- _Entries shown_:
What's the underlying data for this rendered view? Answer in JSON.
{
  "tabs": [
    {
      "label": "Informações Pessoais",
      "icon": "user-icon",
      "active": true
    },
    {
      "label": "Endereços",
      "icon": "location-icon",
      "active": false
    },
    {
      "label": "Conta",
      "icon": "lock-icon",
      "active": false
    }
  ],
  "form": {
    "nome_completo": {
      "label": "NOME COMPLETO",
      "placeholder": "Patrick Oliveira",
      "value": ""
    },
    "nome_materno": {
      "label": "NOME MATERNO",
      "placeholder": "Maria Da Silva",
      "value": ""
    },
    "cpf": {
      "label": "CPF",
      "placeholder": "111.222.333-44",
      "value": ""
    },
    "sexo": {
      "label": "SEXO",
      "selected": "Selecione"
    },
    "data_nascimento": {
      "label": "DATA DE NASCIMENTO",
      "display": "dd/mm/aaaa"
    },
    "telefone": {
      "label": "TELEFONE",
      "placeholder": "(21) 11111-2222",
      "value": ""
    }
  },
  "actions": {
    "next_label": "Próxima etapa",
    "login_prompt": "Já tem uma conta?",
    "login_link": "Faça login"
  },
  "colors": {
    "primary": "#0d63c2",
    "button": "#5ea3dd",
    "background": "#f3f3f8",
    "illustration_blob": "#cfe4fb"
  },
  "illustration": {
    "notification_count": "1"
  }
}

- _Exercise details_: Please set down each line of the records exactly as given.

- _Exercise response_:
What's the underlying data for this rendered view? Answer in JSON.
{
  "tabs": [
    {
      "label": "Informações Pessoais",
      "icon": "user-icon",
      "active": true
    },
    {
      "label": "Endereços",
      "icon": "location-icon",
      "active": false
    },
    {
      "label": "Conta",
      "icon": "lock-icon",
      "active": false
    }
  ],
  "form": {
    "nome_completo": {
      "label": "NOME COMPLETO",
      "placeholder": "Patrick Oliveira",
      "value": ""
    },
    "nome_materno": {
      "label": "NOME MATERNO",
      "placeholder": "Maria Da Silva",
      "value": ""
    },
    "cpf": {
      "label": "CPF",
      "placeholder": "111.222.333-44",
      "value": ""
    },
    "sexo": {
      "label": "SEXO",
      "selected": "Selecione"
    },
    "data_nascimento": {
      "label": "DATA DE NASCIMENTO",
      "display": "dd/mm/aaaa"
    },
    "telefone": {
      "label": "TELEFONE",
      "placeholder": "(21) 11111-2222",
      "value": ""
    }
  },
  "actions": {
    "next_label": "Próxima etapa",
    "login_prompt": "Já tem uma conta?",
    "login_link": "Faça login"
  },
  "colors": {
    "primary": "#0d63c2",
    "button": "#5ea3dd",
    "background": "#f3f3f8",
    "illustration_blob": "#cfe4fb"
  },
  "illustration": {
    "notification_count": "1"
  }
}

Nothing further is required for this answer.